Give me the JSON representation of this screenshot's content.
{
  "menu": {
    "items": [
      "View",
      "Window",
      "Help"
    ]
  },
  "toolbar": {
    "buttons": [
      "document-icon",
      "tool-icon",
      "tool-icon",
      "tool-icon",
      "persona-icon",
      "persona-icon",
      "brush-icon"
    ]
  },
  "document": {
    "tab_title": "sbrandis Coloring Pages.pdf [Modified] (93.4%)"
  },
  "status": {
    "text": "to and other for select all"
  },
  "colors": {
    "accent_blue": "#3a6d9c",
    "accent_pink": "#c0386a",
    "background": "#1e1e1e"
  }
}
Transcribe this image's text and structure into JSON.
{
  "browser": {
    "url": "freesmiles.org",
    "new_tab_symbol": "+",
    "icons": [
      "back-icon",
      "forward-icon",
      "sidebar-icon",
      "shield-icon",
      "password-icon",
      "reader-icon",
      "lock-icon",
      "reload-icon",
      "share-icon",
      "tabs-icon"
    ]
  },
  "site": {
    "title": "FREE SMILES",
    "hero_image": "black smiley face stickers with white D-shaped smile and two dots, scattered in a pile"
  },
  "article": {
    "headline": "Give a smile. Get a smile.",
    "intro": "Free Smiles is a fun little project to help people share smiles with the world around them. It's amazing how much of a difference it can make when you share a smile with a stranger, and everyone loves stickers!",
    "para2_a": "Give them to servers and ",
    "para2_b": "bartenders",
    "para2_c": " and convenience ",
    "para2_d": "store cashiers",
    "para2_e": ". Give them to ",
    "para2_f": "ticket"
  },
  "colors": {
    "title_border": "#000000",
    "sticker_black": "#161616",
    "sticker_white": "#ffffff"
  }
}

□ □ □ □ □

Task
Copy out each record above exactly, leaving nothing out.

Reply to the exercise
Give me the JSON representation of this screenshot's content.
{
  "menu": {
    "items": [
      "View",
      "Window",
      "Help"
    ]
  },
  "toolbar": {
    "buttons": [
      "document-icon",
      "tool-icon",
      "tool-icon",
      "tool-icon",
      "persona-icon",
      "persona-icon",
      "brush-icon"
    ]
  },
  "document": {
    "tab_title": "sbrandis Coloring Pages.pdf [Modified] (93.4%)"
  },
  "status": {
    "text": "to and other for select all"
  },
  "colors": {
    "accent_blue": "#3a6d9c",
    "accent_pink": "#c0386a",
    "background": "#1e1e1e"
  }
}
Transcribe this image's text and structure into JSON.
{
  "browser": {
    "url": "freesmiles.org",
    "new_tab_symbol": "+",
    "icons": [
      "back-icon",
      "forward-icon",
      "sidebar-icon",
      "shield-icon",
      "password-icon",
      "reader-icon",
      "lock-icon",
      "reload-icon",
      "share-icon",
      "tabs-icon"
    ]
  },
  "site": {
    "title": "FREE SMILES",
    "hero_image": "black smiley face stickers with white D-shaped smile and two dots, scattered in a pile"
  },
  "article": {
    "headline": "Give a smile. Get a smile.",
    "intro": "Free Smiles is a fun little project to help people share smiles with the world around them. It's amazing how much of a difference it can make when you share a smile with a stranger, and everyone loves stickers!",
    "para2_a": "Give them to servers and ",
    "para2_b": "bartenders",
    "para2_c": " and convenience ",
    "para2_d": "store cashiers",
    "para2_e": ". Give them to ",
    "para2_f": "ticket"
  },
  "colors": {
    "title_border": "#000000",
    "sticker_black": "#161616",
    "sticker_white": "#ffffff"
  }
}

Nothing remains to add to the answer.